§ **Brief**: This task calls for copying each line below that contains "selected".

(Beginning of Dataset excerpts)

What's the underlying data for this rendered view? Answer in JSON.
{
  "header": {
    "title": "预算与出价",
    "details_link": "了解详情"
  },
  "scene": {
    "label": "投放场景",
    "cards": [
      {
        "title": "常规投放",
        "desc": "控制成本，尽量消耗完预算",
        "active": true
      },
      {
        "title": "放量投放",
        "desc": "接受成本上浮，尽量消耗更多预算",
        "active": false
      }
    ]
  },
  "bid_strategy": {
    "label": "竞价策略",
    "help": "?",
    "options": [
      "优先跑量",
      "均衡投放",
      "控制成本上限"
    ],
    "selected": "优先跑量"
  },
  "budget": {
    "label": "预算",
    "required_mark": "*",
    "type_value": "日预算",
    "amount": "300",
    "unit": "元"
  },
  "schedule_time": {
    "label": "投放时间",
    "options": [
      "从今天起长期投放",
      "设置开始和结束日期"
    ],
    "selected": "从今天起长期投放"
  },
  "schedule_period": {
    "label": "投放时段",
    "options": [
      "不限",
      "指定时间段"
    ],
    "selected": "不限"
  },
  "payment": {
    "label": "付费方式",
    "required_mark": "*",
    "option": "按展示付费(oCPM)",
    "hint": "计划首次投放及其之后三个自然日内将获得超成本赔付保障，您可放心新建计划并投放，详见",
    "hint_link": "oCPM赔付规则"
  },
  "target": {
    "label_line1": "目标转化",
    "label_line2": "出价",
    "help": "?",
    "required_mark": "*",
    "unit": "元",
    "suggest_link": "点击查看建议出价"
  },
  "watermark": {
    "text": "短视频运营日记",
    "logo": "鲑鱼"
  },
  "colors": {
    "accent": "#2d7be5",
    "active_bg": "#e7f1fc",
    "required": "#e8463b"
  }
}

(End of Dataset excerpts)
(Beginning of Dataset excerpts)

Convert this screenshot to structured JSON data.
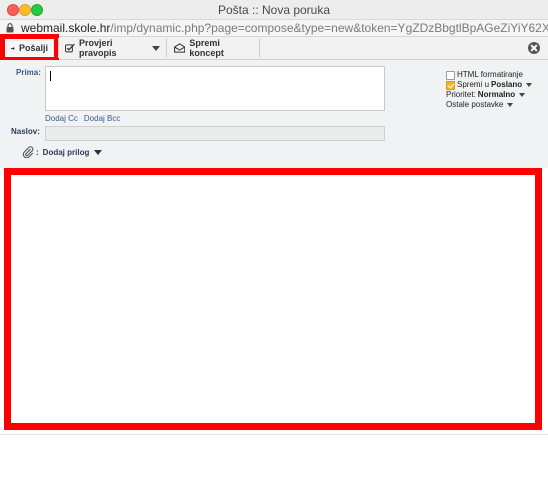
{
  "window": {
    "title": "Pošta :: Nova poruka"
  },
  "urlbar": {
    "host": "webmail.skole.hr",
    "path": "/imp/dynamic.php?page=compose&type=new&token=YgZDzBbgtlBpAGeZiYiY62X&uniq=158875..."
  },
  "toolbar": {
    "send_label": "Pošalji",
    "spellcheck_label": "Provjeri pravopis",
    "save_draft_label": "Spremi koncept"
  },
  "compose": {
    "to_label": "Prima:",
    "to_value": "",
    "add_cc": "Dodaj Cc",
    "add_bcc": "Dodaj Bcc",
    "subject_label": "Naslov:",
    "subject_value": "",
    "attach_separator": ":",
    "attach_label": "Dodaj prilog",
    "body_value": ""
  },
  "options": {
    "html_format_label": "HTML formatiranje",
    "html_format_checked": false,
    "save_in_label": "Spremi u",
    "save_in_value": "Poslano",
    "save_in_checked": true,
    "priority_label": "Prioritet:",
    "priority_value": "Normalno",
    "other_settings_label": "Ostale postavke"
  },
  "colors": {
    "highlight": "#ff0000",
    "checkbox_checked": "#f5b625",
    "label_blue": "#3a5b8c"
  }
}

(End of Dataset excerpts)

§ **Response box**:
    "selected": "优先跑量"
    "selected": "从今天起长期投放"
    "selected": "不限"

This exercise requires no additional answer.